_WHAT YOU ARE ASKED TO DO_
From the records below, copy each line that has the word "pigs" in it.

_DATA UNDER STUDY_
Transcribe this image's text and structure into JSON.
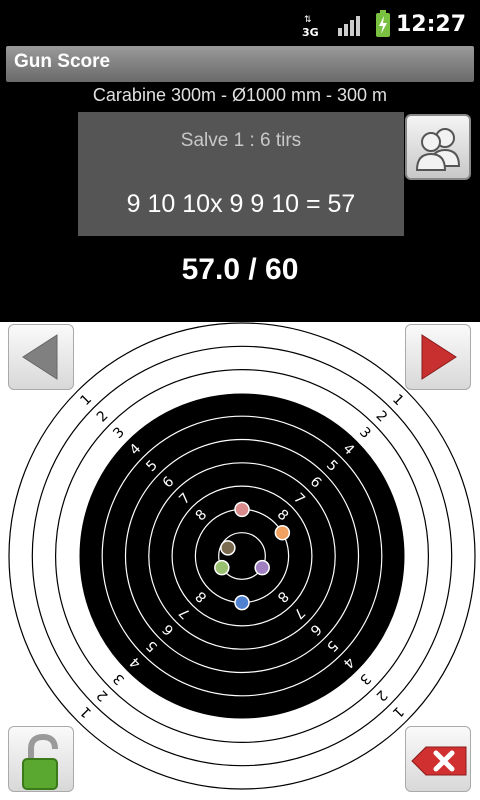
{
  "status": {
    "network": "3G",
    "time": "12:27"
  },
  "app": {
    "title": "Gun Score"
  },
  "session": {
    "discipline": "Carabine 300m - Ø1000 mm - 300 m",
    "salve_title": "Salve 1 : 6 tirs",
    "salve_detail": "9 10 10x 9 9 10 = 57",
    "total": "57.0 / 60"
  },
  "target": {
    "ring_labels": [
      "1",
      "2",
      "3",
      "4",
      "5",
      "6",
      "7",
      "8"
    ],
    "shots": [
      {
        "ring": "9",
        "color": "#d98a8a"
      },
      {
        "ring": "9",
        "color": "#f0a060"
      },
      {
        "ring": "10",
        "color": "#a080c0"
      },
      {
        "ring": "9",
        "color": "#5080d0"
      },
      {
        "ring": "10",
        "color": "#98c070"
      },
      {
        "ring": "10x",
        "color": "#7a6a50"
      }
    ]
  },
  "icons": {
    "prev": "arrow-left-icon",
    "next": "arrow-right-icon",
    "users": "users-icon",
    "lock": "unlock-icon",
    "delete": "delete-icon",
    "network": "network-3g-icon",
    "signal": "signal-icon",
    "battery": "battery-charging-icon"
  },
  "colors": {
    "next_arrow": "#c83030",
    "prev_arrow": "#808080",
    "lock": "#5aa830",
    "delete": "#d03030"
  }
}
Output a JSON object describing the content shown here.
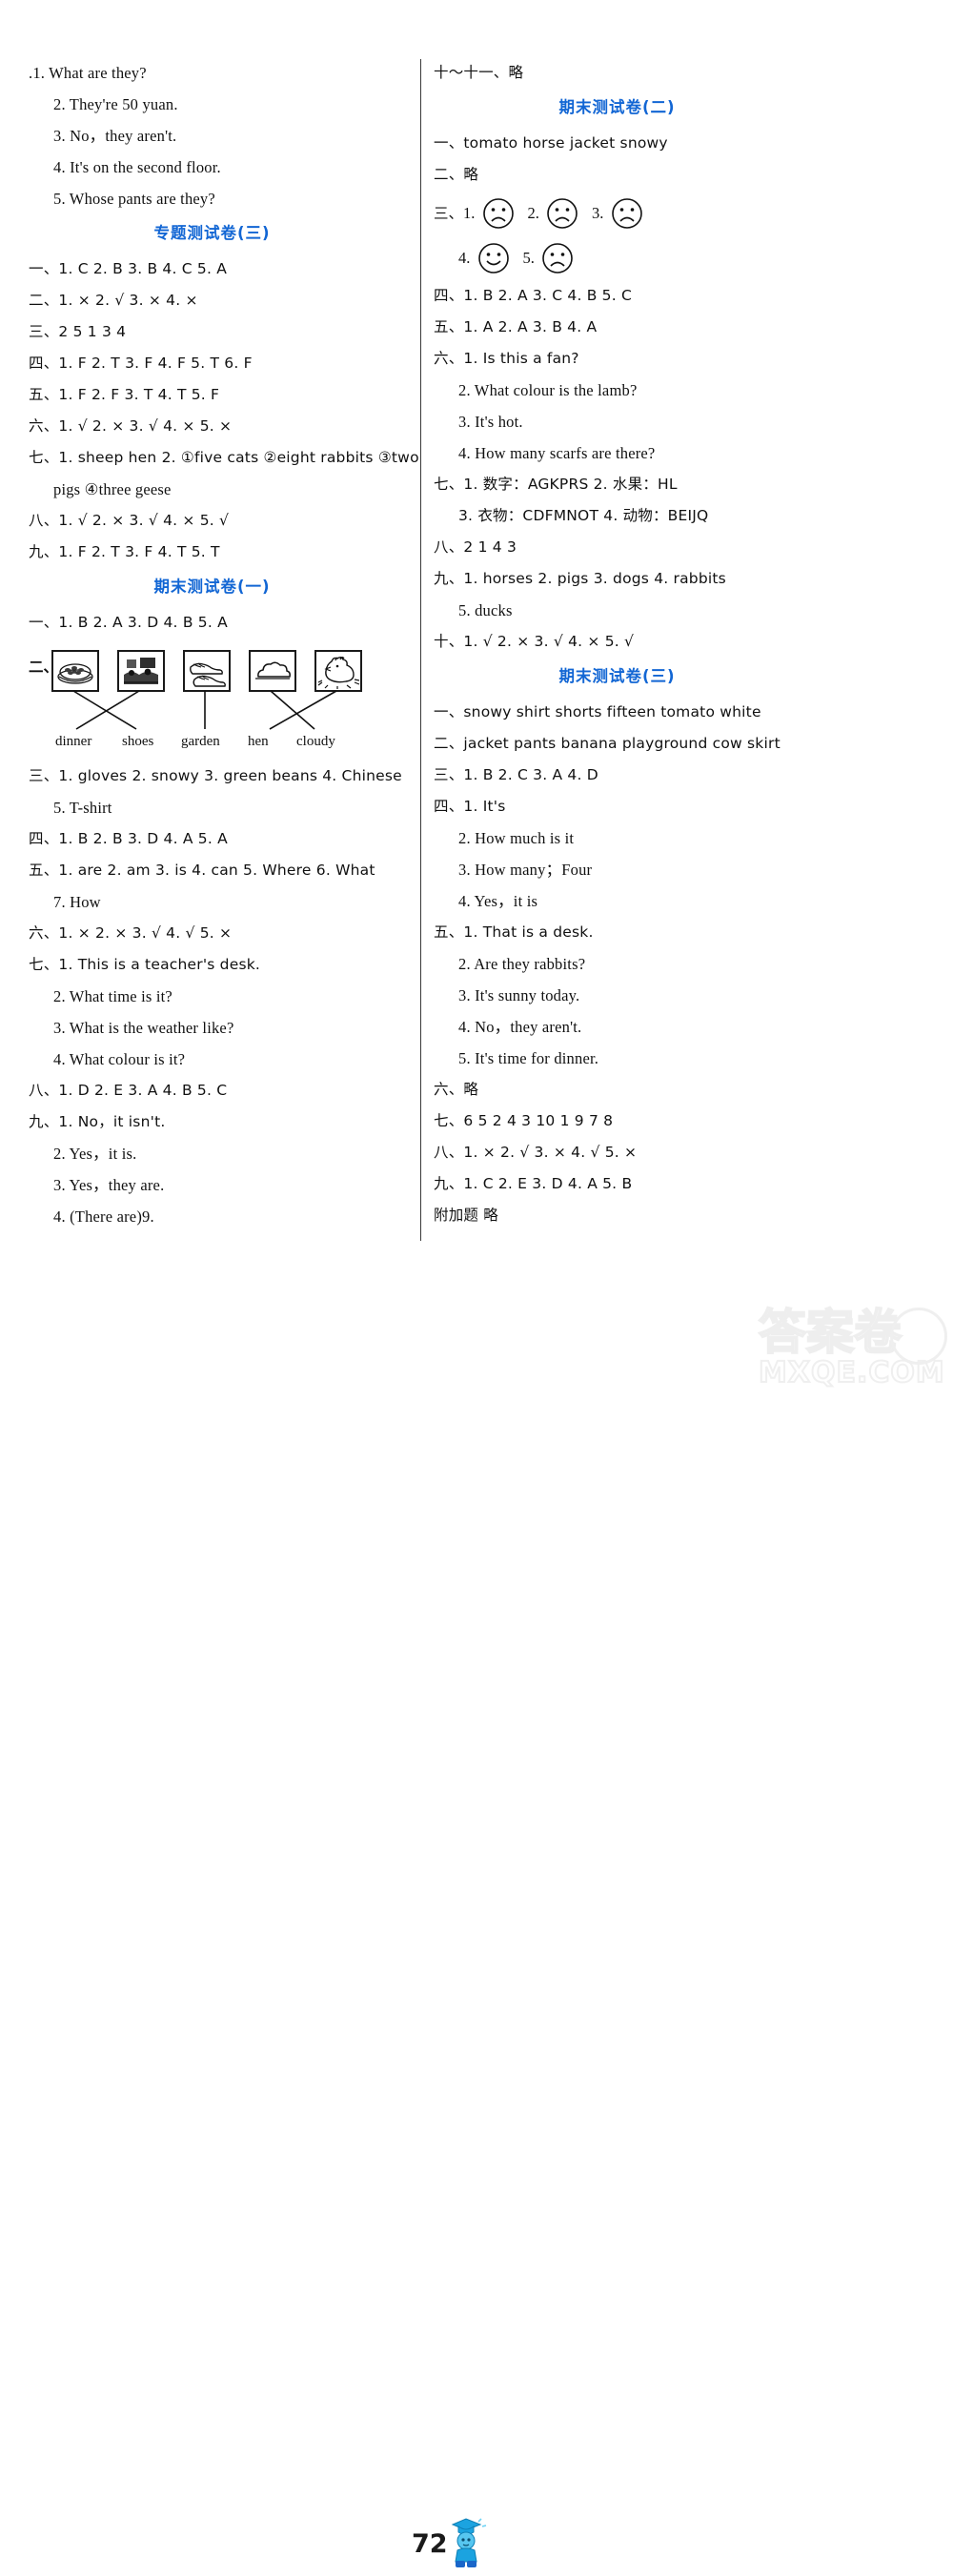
{
  "page": {
    "number": "72",
    "watermark_cn": "答案卷",
    "watermark_en": "MXQE.COM"
  },
  "left_column": {
    "top_answers": [
      ".1. What are they?",
      "2. They're 50 yuan.",
      "3. No，they aren't.",
      "4. It's on the second floor.",
      "5. Whose pants are they?"
    ],
    "section_zhuanti3": {
      "title": "专题测试卷(三)",
      "items": [
        "一、1. C   2. B   3. B   4. C   5. A",
        "二、1. ×   2. √   3. ×   4. ×",
        "三、2   5   1   3   4",
        "四、1. F   2. T   3. F   4. F   5. T   6. F",
        "五、1. F   2. F   3. T   4. T   5. F",
        "六、1. √   2. ×   3. √   4. ×   5. ×",
        "七、1. sheep   hen   2. ①five cats   ②eight rabbits   ③two",
        "pigs   ④three geese",
        "八、1. √   2. ×   3. √   4. ×   5. √",
        "九、1. F   2. T   3. F   4. T   5. T"
      ]
    },
    "section_qimo1": {
      "title": "期末测试卷(一)",
      "q1": "一、1. B   2. A   3. D   4. B   5. A",
      "q2_head": "二、",
      "q2_pictures": [
        {
          "name": "plate-of-green-beans",
          "label_for": "green beans"
        },
        {
          "name": "garden-scene",
          "label_for": "garden"
        },
        {
          "name": "pair-of-shoes",
          "label_for": "shoes"
        },
        {
          "name": "cloud",
          "label_for": "cloudy"
        },
        {
          "name": "hen",
          "label_for": "hen"
        }
      ],
      "q2_labels": [
        "dinner",
        "shoes",
        "garden",
        "hen",
        "cloudy"
      ],
      "items": [
        "三、1. gloves   2. snowy   3. green beans   4. Chinese",
        "5. T-shirt",
        "四、1. B   2. B   3. D   4. A   5. A",
        "五、1. are   2. am   3. is   4. can   5. Where   6. What",
        "7. How",
        "六、1. ×   2. ×   3. √   4. √   5. ×",
        "七、1. This is a teacher's desk.",
        "2. What time is it?",
        "3. What is the weather like?",
        "4. What colour is it?",
        "八、1. D   2. E   3. A   4. B   5. C",
        "九、1. No，it isn't.",
        "2. Yes，it is.",
        "3. Yes，they are.",
        "4. (There are)9."
      ]
    }
  },
  "right_column": {
    "continued": "十～十一、略",
    "section_qimo2": {
      "title": "期末测试卷(二)",
      "q1": "一、tomato   horse   jacket   snowy",
      "q2": "二、略",
      "q3_head": "三、",
      "q3_faces": [
        {
          "num": "1.",
          "face": "sad"
        },
        {
          "num": "2.",
          "face": "sad"
        },
        {
          "num": "3.",
          "face": "sad"
        },
        {
          "num": "4.",
          "face": "happy"
        },
        {
          "num": "5.",
          "face": "sad"
        }
      ],
      "items": [
        "四、1. B   2. A   3. C   4. B   5. C",
        "五、1. A   2. A   3. B   4. A",
        "六、1. Is this a fan?",
        "2. What colour is the lamb?",
        "3. It's hot.",
        "4. How many scarfs are there?",
        "七、1. 数字：AGKPRS   2. 水果：HL",
        "3. 衣物：CDFMNOT   4. 动物：BEIJQ",
        "八、2   1   4   3",
        "九、1. horses   2. pigs   3. dogs   4. rabbits",
        "5. ducks",
        "十、1. √   2. ×   3. √   4. ×   5. √"
      ]
    },
    "section_qimo3": {
      "title": "期末测试卷(三)",
      "items": [
        "一、snowy   shirt   shorts   fifteen   tomato   white",
        "二、jacket   pants   banana   playground   cow   skirt",
        "三、1. B   2. C   3. A   4. D",
        "四、1. It's",
        "2. How much is it",
        "3. How many；Four",
        "4. Yes，it is",
        "五、1. That is a desk.",
        "2. Are they rabbits?",
        "3. It's sunny today.",
        "4. No，they aren't.",
        "5. It's time for dinner.",
        "六、略",
        "七、6   5   2   4   3   10   1   9   7   8",
        "八、1. ×   2. √   3. ×   4. √   5. ×",
        "九、1. C   2. E   3. D   4. A   5. B",
        "附加题   略"
      ]
    }
  }
}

_EXERCISE OUTPUT_
        "pigs   ④three geese",
        "九、1. horses   2. pigs   3. dogs   4. rabbits",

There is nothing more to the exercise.